Last night we sat in the dark to watch the lightning. We’d gone out earlier – to walk, to familiarise ourselves  more with the place, to hardwire a mental map of the streetscape into us, just by walking. The town is quiet out of season. There are not so many visitors and we have a sense that what we are seeing and experiencing, is an organic, stripped back version of Antibes.

Mid-week, the Provencal market continues, though with fewer stalls. It is easier to take in because it is less busy. It is still abundant, with fruit, vegetables, olives, lavender, meat, oils, cheese, flowers.   I like the pace  and the characteristics. of the streets…. oranges on the trees along the pavements, ‘on the run’ dogs, the beautiful  doors  and entrances – heavy wood, carvings, brass and iron findings of the doors – in the French style. Wrought ironwork on the windows, shutters, the proportions of doors and windows. The architecture, which is particularly beautiful above street level, but many places in the old town have businesses sit cheek by jowl with houses – commercial areas are also residential and domestic. The soundscape is not corrupted with amplified music. People sit around and talk, but it is not raucous.

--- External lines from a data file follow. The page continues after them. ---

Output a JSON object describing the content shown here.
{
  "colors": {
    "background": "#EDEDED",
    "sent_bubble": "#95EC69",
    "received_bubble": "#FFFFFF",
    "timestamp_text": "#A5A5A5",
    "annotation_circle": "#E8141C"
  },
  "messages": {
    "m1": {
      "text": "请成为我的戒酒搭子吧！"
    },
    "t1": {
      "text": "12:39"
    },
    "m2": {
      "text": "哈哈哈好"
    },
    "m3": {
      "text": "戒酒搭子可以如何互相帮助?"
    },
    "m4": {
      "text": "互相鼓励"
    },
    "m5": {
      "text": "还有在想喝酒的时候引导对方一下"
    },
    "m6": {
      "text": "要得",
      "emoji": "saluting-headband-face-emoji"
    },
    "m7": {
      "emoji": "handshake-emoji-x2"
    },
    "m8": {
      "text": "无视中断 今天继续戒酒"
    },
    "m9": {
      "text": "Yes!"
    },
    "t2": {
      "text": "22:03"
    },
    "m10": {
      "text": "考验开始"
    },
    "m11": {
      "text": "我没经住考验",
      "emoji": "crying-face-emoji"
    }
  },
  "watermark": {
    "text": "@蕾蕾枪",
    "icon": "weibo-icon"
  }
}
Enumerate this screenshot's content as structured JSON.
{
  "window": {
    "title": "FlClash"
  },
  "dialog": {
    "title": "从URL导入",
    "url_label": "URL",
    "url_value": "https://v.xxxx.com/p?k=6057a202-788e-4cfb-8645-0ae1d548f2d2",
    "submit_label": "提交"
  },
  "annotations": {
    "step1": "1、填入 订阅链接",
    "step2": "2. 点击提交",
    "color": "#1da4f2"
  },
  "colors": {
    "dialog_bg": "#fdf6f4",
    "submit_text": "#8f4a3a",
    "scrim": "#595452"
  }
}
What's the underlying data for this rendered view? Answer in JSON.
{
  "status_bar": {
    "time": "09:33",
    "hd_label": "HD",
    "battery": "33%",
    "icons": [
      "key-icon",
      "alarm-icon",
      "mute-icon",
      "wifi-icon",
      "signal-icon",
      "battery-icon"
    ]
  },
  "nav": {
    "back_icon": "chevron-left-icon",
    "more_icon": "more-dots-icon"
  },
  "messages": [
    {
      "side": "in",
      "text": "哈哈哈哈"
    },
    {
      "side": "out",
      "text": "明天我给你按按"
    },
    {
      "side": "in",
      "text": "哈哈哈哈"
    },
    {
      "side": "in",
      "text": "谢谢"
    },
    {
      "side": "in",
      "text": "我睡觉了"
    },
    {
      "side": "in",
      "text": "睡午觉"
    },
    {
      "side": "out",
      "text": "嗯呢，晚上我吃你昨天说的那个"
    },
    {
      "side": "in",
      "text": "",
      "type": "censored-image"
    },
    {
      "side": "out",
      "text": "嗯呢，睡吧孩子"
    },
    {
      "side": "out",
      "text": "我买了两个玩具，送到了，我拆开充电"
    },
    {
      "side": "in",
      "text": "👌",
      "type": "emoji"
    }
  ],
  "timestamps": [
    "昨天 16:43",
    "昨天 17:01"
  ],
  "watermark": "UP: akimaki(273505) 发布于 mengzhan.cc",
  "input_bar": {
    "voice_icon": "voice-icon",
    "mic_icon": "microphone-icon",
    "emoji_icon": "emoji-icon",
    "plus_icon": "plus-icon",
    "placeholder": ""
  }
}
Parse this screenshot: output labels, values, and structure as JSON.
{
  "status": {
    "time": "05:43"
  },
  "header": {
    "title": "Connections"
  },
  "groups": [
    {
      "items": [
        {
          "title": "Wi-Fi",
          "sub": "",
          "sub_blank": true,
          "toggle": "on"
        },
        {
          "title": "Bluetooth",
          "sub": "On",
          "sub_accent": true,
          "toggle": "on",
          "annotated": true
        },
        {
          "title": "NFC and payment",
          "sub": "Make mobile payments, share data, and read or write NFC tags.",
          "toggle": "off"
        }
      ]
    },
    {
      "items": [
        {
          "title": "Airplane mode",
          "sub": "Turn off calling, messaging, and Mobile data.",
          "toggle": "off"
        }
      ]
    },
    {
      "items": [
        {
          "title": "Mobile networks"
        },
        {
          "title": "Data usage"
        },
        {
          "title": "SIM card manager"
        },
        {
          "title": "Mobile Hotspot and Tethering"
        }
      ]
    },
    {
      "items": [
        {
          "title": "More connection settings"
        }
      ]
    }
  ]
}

Antibes has been slow to jump on the Christmas bandwagon. I appreciate that very much. The lights in town were switched on just before the weekend and that has been time enough. The shops are modest in their window displays and there is no soundtrack of Christmas music……… it actually feels good. We can slowly orientate ourselves and not feel bludgeoned by racket, frenzy, spectacle and hype.

Tuesday, Wednesday and Thursday I am going to do a Perec-style observation on Antibes on the ‘offbeat’- out of season, and give it some close attention. More later, people!